Many go into ELT with the aim of taking advantage of the unique mixture of gainful employment and the opportunity to travel, see new and exciting cultures and possibly even learn a new language. Of those a significant number do indeed leave the industry to go on to different things in their home countries. However, there are those who, happy enough with the job, simply remain in English Language Teaching.
As they progress in their careers, they often move from teaching to other areas. For example, they might move towards materials writing. A number of materials writers I have met began as Newly Qualified Teachers straight off the CELTA and slowly moved more and more away from in-class teaching to materials development.
Others take their first step on the career ladder in ELT management and go into an initial role as a member of the Senior Academic Staff. The first rung is usually a Senior Teacher position, involving a mixture of teaching, senior academic duties as well as observations and INSET sessions.
Having been in a senior academic position, I have learnt a lot and it has been a great learning curve, with a mixture of theoretical input and on-the-job training.

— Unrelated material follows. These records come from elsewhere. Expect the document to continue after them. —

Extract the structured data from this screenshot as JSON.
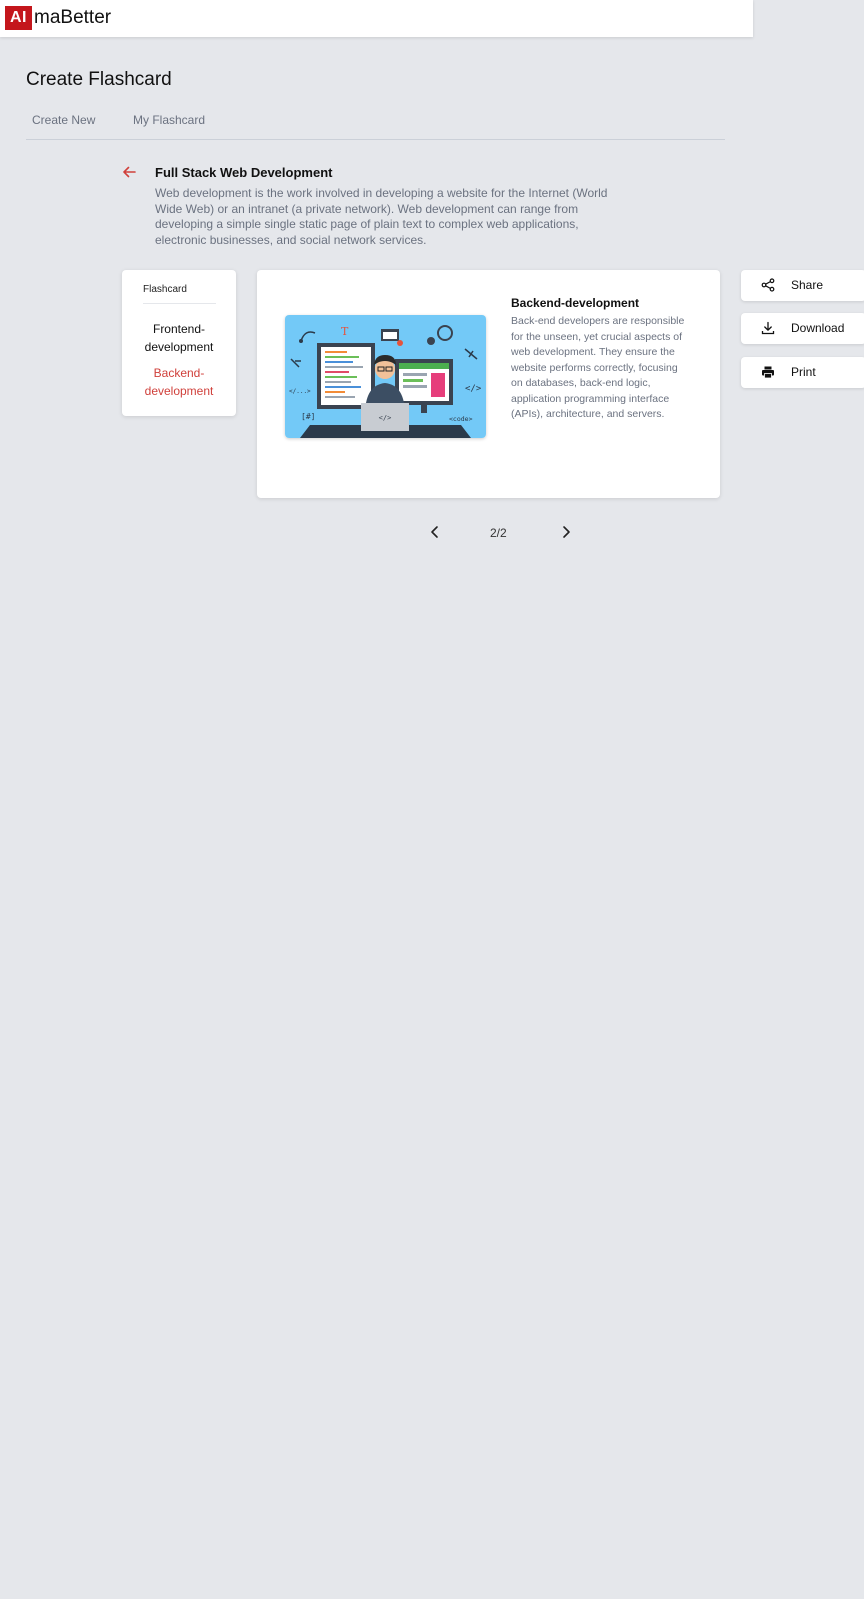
{
  "header": {
    "logo_mark": "AI",
    "logo_text": "maBetter",
    "brand_color": "#c4161c"
  },
  "page": {
    "title": "Create Flashcard",
    "tabs": [
      {
        "label": "Create New"
      },
      {
        "label": "My Flashcard"
      }
    ]
  },
  "course": {
    "back_icon": "arrow-left-icon",
    "title": "Full Stack Web Development",
    "description": "Web development is the work involved in developing a website for the Internet (World Wide Web) or an intranet (a private network). Web development can range from developing a simple single static page of plain text to complex web applications, electronic businesses, and social network services."
  },
  "sidebar": {
    "heading": "Flashcard",
    "items": [
      {
        "label": "Frontend-development",
        "active": false
      },
      {
        "label": "Backend-development",
        "active": true
      }
    ],
    "active_color": "#d0403b"
  },
  "card": {
    "title": "Backend-development",
    "body": "Back-end developers are responsible for the unseen, yet crucial aspects of web development. They ensure the website performs correctly, focusing on databases, back-end logic, application programming interface (APIs), architecture, and servers.",
    "illustration": {
      "labels": [
        "</...>",
        "</>",
        "[#]",
        "<code>",
        "</>",
        "T"
      ]
    }
  },
  "actions": [
    {
      "label": "Share",
      "icon": "share-icon"
    },
    {
      "label": "Download",
      "icon": "download-icon"
    },
    {
      "label": "Print",
      "icon": "print-icon"
    }
  ],
  "pagination": {
    "current": "2/2",
    "prev_icon": "chevron-left-icon",
    "next_icon": "chevron-right-icon"
  }
}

This post is the first in a new series of thematically related posts which will centre around ELT Management. The main aim is to show what Senior Academic Staff positions involve, provide some tips on how to avoid catastrophe, and organise a space where a dialogue can take place in which others share their experiences in ELT management.